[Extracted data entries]
= Beginning of Section =

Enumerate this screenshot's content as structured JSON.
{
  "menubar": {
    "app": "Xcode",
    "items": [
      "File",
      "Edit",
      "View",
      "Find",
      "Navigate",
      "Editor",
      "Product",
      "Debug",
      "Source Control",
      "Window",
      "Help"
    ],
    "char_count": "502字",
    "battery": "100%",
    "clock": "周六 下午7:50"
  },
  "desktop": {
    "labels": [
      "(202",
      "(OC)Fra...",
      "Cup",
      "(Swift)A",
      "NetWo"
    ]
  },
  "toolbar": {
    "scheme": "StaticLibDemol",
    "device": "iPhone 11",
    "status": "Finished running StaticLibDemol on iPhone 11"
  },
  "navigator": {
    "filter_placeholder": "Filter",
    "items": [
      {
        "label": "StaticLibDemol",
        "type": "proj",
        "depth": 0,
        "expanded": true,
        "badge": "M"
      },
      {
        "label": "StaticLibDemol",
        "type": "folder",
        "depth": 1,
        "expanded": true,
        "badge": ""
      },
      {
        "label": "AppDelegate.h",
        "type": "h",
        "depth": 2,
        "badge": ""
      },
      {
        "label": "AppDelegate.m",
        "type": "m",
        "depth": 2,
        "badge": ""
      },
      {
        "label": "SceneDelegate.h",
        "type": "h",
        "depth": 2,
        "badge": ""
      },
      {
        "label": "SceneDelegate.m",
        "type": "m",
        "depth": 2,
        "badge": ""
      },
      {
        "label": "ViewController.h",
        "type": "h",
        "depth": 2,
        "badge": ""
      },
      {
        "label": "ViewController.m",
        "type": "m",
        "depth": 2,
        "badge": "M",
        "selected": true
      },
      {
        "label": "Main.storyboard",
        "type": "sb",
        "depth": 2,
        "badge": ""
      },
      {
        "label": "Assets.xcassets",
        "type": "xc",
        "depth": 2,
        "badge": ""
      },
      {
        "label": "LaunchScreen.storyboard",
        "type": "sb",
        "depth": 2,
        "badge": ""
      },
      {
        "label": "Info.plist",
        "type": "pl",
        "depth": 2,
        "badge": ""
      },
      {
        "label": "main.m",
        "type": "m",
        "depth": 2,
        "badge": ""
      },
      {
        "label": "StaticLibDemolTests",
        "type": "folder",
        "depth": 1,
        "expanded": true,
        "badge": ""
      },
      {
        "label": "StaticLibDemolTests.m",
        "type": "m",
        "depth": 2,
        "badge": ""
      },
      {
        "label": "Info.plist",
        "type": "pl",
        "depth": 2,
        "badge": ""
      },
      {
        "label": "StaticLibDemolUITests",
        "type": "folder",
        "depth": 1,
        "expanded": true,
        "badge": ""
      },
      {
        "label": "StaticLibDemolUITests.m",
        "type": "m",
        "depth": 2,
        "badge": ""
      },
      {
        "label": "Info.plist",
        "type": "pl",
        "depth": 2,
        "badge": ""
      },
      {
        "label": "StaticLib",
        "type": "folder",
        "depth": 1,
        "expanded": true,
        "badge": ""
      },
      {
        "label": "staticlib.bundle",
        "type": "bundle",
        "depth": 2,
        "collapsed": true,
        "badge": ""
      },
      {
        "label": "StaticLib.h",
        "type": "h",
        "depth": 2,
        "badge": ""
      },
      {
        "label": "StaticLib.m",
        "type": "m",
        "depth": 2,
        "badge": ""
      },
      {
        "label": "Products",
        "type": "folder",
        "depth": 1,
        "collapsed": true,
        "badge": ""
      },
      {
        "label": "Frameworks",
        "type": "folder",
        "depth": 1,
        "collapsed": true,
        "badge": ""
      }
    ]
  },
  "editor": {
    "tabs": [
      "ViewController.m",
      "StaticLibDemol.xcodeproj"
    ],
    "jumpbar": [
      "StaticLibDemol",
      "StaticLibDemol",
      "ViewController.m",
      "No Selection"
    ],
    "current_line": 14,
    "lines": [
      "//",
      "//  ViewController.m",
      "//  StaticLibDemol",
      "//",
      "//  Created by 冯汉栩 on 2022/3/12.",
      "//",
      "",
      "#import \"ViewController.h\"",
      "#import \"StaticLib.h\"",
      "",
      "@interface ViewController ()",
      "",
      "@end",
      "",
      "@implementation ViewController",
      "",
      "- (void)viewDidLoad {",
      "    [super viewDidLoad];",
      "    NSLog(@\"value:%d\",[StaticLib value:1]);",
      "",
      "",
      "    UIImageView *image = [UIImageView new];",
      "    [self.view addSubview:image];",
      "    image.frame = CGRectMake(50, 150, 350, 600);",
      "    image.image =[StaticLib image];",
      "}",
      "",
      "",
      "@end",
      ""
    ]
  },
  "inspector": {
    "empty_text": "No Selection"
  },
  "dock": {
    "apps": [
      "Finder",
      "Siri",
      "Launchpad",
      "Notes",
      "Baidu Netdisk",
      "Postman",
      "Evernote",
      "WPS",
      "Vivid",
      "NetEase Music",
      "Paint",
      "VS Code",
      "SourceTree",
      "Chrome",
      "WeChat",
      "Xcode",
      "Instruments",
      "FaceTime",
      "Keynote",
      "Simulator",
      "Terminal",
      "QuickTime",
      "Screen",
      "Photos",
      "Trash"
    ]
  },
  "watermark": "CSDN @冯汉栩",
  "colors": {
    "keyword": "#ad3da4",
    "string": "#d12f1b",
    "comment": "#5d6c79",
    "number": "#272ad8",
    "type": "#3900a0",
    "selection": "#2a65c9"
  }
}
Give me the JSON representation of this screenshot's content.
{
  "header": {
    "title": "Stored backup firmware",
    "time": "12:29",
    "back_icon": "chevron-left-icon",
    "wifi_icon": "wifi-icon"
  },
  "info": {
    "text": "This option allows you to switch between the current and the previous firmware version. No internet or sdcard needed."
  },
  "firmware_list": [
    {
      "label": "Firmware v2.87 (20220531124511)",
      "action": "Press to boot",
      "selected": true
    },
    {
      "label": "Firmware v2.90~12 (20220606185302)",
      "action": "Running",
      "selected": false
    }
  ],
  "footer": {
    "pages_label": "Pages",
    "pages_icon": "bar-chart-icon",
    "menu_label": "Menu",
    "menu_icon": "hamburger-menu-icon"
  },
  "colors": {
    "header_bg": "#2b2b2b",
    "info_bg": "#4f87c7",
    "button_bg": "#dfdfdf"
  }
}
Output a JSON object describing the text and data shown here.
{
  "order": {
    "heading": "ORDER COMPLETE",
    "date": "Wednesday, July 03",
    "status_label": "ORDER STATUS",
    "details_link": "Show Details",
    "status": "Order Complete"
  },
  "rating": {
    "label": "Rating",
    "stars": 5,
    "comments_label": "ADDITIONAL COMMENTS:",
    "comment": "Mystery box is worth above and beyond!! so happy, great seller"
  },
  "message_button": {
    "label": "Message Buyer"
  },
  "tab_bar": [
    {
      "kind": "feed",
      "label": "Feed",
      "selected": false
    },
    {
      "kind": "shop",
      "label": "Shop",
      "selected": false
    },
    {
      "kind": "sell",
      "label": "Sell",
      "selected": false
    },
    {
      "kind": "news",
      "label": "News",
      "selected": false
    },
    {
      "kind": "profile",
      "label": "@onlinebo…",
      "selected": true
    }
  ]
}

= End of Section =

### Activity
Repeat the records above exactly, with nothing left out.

### Solved exercise
Enumerate this screenshot's content as structured JSON.
{
  "menubar": {
    "app": "Xcode",
    "items": [
      "File",
      "Edit",
      "View",
      "Find",
      "Navigate",
      "Editor",
      "Product",
      "Debug",
      "Source Control",
      "Window",
      "Help"
    ],
    "char_count": "502字",
    "battery": "100%",
    "clock": "周六 下午7:50"
  },
  "desktop": {
    "labels": [
      "(202",
      "(OC)Fra...",
      "Cup",
      "(Swift)A",
      "NetWo"
    ]
  },
  "toolbar": {
    "scheme": "StaticLibDemol",
    "device": "iPhone 11",
    "status": "Finished running StaticLibDemol on iPhone 11"
  },
  "navigator": {
    "filter_placeholder": "Filter",
    "items": [
      {
        "label": "StaticLibDemol",
        "type": "proj",
        "depth": 0,
        "expanded": true,
        "badge": "M"
      },
      {
        "label": "StaticLibDemol",
        "type": "folder",
        "depth": 1,
        "expanded": true,
        "badge": ""
      },
      {
        "label": "AppDelegate.h",
        "type": "h",
        "depth": 2,
        "badge": ""
      },
      {
        "label": "AppDelegate.m",
        "type": "m",
        "depth": 2,
        "badge": ""
      },
      {
        "label": "SceneDelegate.h",
        "type": "h",
        "depth": 2,
        "badge": ""
      },
      {
        "label": "SceneDelegate.m",
        "type": "m",
        "depth": 2,
        "badge": ""
      },
      {
        "label": "ViewController.h",
        "type": "h",
        "depth": 2,
        "badge": ""
      },
      {
        "label": "ViewController.m",
        "type": "m",
        "depth": 2,
        "badge": "M",
        "selected": true
      },
      {
        "label": "Main.storyboard",
        "type": "sb",
        "depth": 2,
        "badge": ""
      },
      {
        "label": "Assets.xcassets",
        "type": "xc",
        "depth": 2,
        "badge": ""
      },
      {
        "label": "LaunchScreen.storyboard",
        "type": "sb",
        "depth": 2,
        "badge": ""
      },
      {
        "label": "Info.plist",
        "type": "pl",
        "depth": 2,
        "badge": ""
      },
      {
        "label": "main.m",
        "type": "m",
        "depth": 2,
        "badge": ""
      },
      {
        "label": "StaticLibDemolTests",
        "type": "folder",
        "depth": 1,
        "expanded": true,
        "badge": ""
      },
      {
        "label": "StaticLibDemolTests.m",
        "type": "m",
        "depth": 2,
        "badge": ""
      },
      {
        "label": "Info.plist",
        "type": "pl",
        "depth": 2,
        "badge": ""
      },
      {
        "label": "StaticLibDemolUITests",
        "type": "folder",
        "depth": 1,
        "expanded": true,
        "badge": ""
      },
      {
        "label": "StaticLibDemolUITests.m",
        "type": "m",
        "depth": 2,
        "badge": ""
      },
      {
        "label": "Info.plist",
        "type": "pl",
        "depth": 2,
        "badge": ""
      },
      {
        "label": "StaticLib",
        "type": "folder",
        "depth": 1,
        "expanded": true,
        "badge": ""
      },
      {
        "label": "staticlib.bundle",
        "type": "bundle",
        "depth": 2,
        "collapsed": true,
        "badge": ""
      },
      {
        "label": "StaticLib.h",
        "type": "h",
        "depth": 2,
        "badge": ""
      },
      {
        "label": "StaticLib.m",
        "type": "m",
        "depth": 2,
        "badge": ""
      },
      {
        "label": "Products",
        "type": "folder",
        "depth": 1,
        "collapsed": true,
        "badge": ""
      },
      {
        "label": "Frameworks",
        "type": "folder",
        "depth": 1,
        "collapsed": true,
        "badge": ""
      }
    ]
  },
  "editor": {
    "tabs": [
      "ViewController.m",
      "StaticLibDemol.xcodeproj"
    ],
    "jumpbar": [
      "StaticLibDemol",
      "StaticLibDemol",
      "ViewController.m",
      "No Selection"
    ],
    "current_line": 14,
    "lines": [
      "//",
      "//  ViewController.m",
      "//  StaticLibDemol",
      "//",
      "//  Created by 冯汉栩 on 2022/3/12.",
      "//",
      "",
      "#import \"ViewController.h\"",
      "#import \"StaticLib.h\"",
      "",
      "@interface ViewController ()",
      "",
      "@end",
      "",
      "@implementation ViewController",
      "",
      "- (void)viewDidLoad {",
      "    [super viewDidLoad];",
      "    NSLog(@\"value:%d\",[StaticLib value:1]);",
      "",
      "",
      "    UIImageView *image = [UIImageView new];",
      "    [self.view addSubview:image];",
      "    image.frame = CGRectMake(50, 150, 350, 600);",
      "    image.image =[StaticLib image];",
      "}",
      "",
      "",
      "@end",
      ""
    ]
  },
  "inspector": {
    "empty_text": "No Selection"
  },
  "dock": {
    "apps": [
      "Finder",
      "Siri",
      "Launchpad",
      "Notes",
      "Baidu Netdisk",
      "Postman",
      "Evernote",
      "WPS",
      "Vivid",
      "NetEase Music",
      "Paint",
      "VS Code",
      "SourceTree",
      "Chrome",
      "WeChat",
      "Xcode",
      "Instruments",
      "FaceTime",
      "Keynote",
      "Simulator",
      "Terminal",
      "QuickTime",
      "Screen",
      "Photos",
      "Trash"
    ]
  },
  "watermark": "CSDN @冯汉栩",
  "colors": {
    "keyword": "#ad3da4",
    "string": "#d12f1b",
    "comment": "#5d6c79",
    "number": "#272ad8",
    "type": "#3900a0",
    "selection": "#2a65c9"
  }
}
Give me the JSON representation of this screenshot's content.
{
  "header": {
    "title": "Stored backup firmware",
    "time": "12:29",
    "back_icon": "chevron-left-icon",
    "wifi_icon": "wifi-icon"
  },
  "info": {
    "text": "This option allows you to switch between the current and the previous firmware version. No internet or sdcard needed."
  },
  "firmware_list": [
    {
      "label": "Firmware v2.87 (20220531124511)",
      "action": "Press to boot",
      "selected": true
    },
    {
      "label": "Firmware v2.90~12 (20220606185302)",
      "action": "Running",
      "selected": false
    }
  ],
  "footer": {
    "pages_label": "Pages",
    "pages_icon": "bar-chart-icon",
    "menu_label": "Menu",
    "menu_icon": "hamburger-menu-icon"
  },
  "colors": {
    "header_bg": "#2b2b2b",
    "info_bg": "#4f87c7",
    "button_bg": "#dfdfdf"
  }
}
Output a JSON object describing the text and data shown here.
{
  "order": {
    "heading": "ORDER COMPLETE",
    "date": "Wednesday, July 03",
    "status_label": "ORDER STATUS",
    "details_link": "Show Details",
    "status": "Order Complete"
  },
  "rating": {
    "label": "Rating",
    "stars": 5,
    "comments_label": "ADDITIONAL COMMENTS:",
    "comment": "Mystery box is worth above and beyond!! so happy, great seller"
  },
  "message_button": {
    "label": "Message Buyer"
  },
  "tab_bar": [
    {
      "kind": "feed",
      "label": "Feed",
      "selected": false
    },
    {
      "kind": "shop",
      "label": "Shop",
      "selected": false
    },
    {
      "kind": "sell",
      "label": "Sell",
      "selected": false
    },
    {
      "kind": "news",
      "label": "News",
      "selected": false
    },
    {
      "kind": "profile",
      "label": "@onlinebo…",
      "selected": true
    }
  ]
}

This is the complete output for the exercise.